ordinary state law claim into a statutory federal
claim.” Conn. State Dental Ass'n v. Anthem
Health Plans, Inc., 591 F.3d 1337, 1343 (11th Cir.
2009). To date, complete preemption has been held by the
Supreme Court to exist only with respect to claims seeking
benefits under a plan governed by ERISA, labor contracts
governed by the Labor Management Relations Act of 1947, and
usury claims against federally-chartered banks under the
National Bank Act. Id. at 1343-44 & n. 3.
Complete preemption arises only where “the federal
statutes at issue provide[ ] the exclusive cause of action
for the claim asserted and also set forth procedures and
remedies governing that cause of action.”
Beneficial Nat'l Bank v. Anderson, 539 U.S. 1, 8
(2003) (referencing 29 U.S.C. §§ 185 & 1132).
To decide whether a federal cause of action completely
preempts related state-law causes of action, the court
assesses Congress's intent in creating the cause of
action by examining “such questions as whether the
state claim is displaced by federal law under an ordinary
preemption analysis, whether the federal statute provides a
cause of action, what kind of jurisdictional language exists
in the federal statute, and what kind of language is present
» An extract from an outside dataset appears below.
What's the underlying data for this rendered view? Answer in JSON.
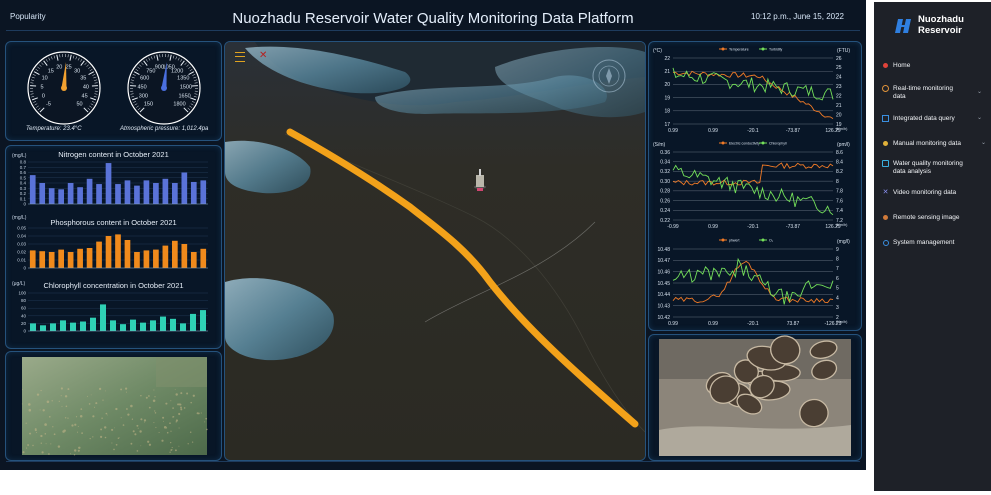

in the legislative history to evince Congress's
intentions.” Blab T.V. of Mobile, Inc. v. Comcast
Cable Commc'ns, Inc., 182 F.3d 851, 857 (11th Cir.
Defendants have failed to show that the CMS regulations cited
in the notice of removal and their opposition to remand brief
create any cause of action, much less an exclusive
federal-law cause of action. (See Docs. # 1 at 8, 11
at 17). Defendants do not specify which federal regulation
creates a cause of action related to the causes of action in
the Complaint. (See Doc. # 11 at 17). Moreover, the
statutes cited by Defendants -- 42 U.S.C. § 1395 and 42
U.S.C. § 1395c -- reflect no Congressional intent to
establish an exclusive federal-law cause of action.
Defendants point to no legislative history that would support
applying complete preemption to the claims in Plaintiffs'
Complaint. Finally, in other contexts, district courts in
this circuit have concluded that provisions in the Medicare
Act and the Medicaid Act do not completely preempt state law
regulating various healthcare fields. See, e.g.,
Main & Assocs., Inc. v. Blue Cross & Blue Shield
of Ala., 776 F.Supp.2d 1270, 1281-82 (M.D. Ala. 2011)
(concluding that 42 U.S.C. §§ 405(g),
1395w-22(g)(5), and 1395w-26(b)(3) did not completely preempt
the plaintiff's claims that the defendant insurer
wrongfully and tortiously failed to reimburse it in
accordance with Medicare regulations); Kennedy v. Health
Options, Inc., 329 F.Supp.2d 1314, 1316-17 (S.D. ...